By David Perry
I know what you’re thinking; I was thinking it, too: Cleveland, a bland city with a bland name in a bland state, a sodden cork bobbing in a sea of Tea Party-red real estate. Cleveland, veritable ground zero of the mundane, the epitome everything dubious about the Midwest. Cleveland, “the Mistake on the Lake,” whose greatest claim to fame was that it actually managed to set the Cuyahoga River on fire not once, not twice, but, well, several times.
It is amazing what a person will say when completely uninformed. (Okay, Cleveland really did ignite a river, but hey, it takes real creativity to set water on fire. And Tokyo did the exact same thing to the Sumida River, but no one gives Tokyo a hard time.)

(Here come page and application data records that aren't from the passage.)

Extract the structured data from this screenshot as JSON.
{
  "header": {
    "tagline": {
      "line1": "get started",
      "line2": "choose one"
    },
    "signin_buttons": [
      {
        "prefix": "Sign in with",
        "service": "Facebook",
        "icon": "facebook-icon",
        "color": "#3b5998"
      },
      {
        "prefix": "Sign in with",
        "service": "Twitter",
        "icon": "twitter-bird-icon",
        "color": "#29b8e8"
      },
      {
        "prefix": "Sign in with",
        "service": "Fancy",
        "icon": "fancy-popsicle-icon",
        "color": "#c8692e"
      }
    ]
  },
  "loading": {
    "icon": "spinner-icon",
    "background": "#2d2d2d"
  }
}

But like a lot of gay men, I considered the Midwest hostile territory, something to get through, and ignore, on my way to Los Angeles or New Orleans. But I must admit, when it comes to Cleveland, Betty White and those ladies on TV Land were on to something! Walking through the airy city center, sidling up to the bars, strolling through Cleveland’s museums and gardens, I realized how unfair I was, particularly in Cleveland’s case: It’s one of the gay-friendliest cities I’ve ever seen—and I’m a New Yorker saying that. When the dinosaurs in Columbus passed a declaration that marriage is a union between one man and one woman, Cleveland, or “CLE” to the natives (say it see-el-ee), thumbed its nose at the ruling and established a domestic partnership registry. Unlike destinations advertising themselves as gay-friendly with the vaguely noncommital “all are welcome,” which only means the KKK and Nation of Islam can get adjoining rooms, Cleveland is going out of its way to court gay and lesbian tourists specifically to the city, and to nurture its vibrant homegrown scene. Go CLE!
And once the tourists get there, Cleveland, well aware of its outdated-but-tenacious Blah City reputation, is a case study in putting your best face forward 24/7/365. From the palatial InterContinental Hotel (where I was staying) to the opulent Ritz-Carlton (where I was drinking) to Bounce, Flex and Twist (a triptych of gay clubs where I was, um, “networking”), I saw firsthand how fundamental the city’s rebranding campaign is.
There was no end to stereotype-shattering experiences. In one of the most idyllic parts of the city, with the Cleveland Botanical Garden, Cleveland Museum of Natural History and MOCA (Museum of Contemporary Art) as neighbors, the Cleveland Museum of Art is a cultural cornerstone, and pulls off the nifty trick of covering prehistory to the present without seeming overwhelming. There are exhibits you expect (Egypt, Monet), others you don’t (Celtic), and whole sections dedicated to Rodin, Picasso and Warhol. A real showcase is a series of paintings depicting the Muses; my favorite was Erato, coyly penning her sweet nothings with an arrow “borrowed” from Cupid. The museum’s all-encompassing collection is even reflected in the architecture: The original 1916 Greek Revival building mimics Olympus. The hypermodern later addition mimics Starfleet Headquarters.
As my horizons expanded, so did my stomach. Between Prospect and Euclid Avenues, East Fourth Street, lined end to end with eateries, is a perfect slice through Cleveland’s home-grown epicureanism. Sitting down at the Greenhouse Tavern, I ordered the steak frites, sat back and enjoyed a cocktail.
Christ. On. A. Stick: It came out on a turkey platter! Meats! Ribs! Marrow! The only thing missing was the “moo!” The look on my face was that of the Nostromo crew right after the alien burst out of John Hurt’s chest in, well, Alien. It was delicious (the frites, not the alien), but I was filled for the rest of the day. Let it not be said that the Greenhouse doesn’t feed you.
Read more about Cleveland in the new February/March issue of Instinct, out now!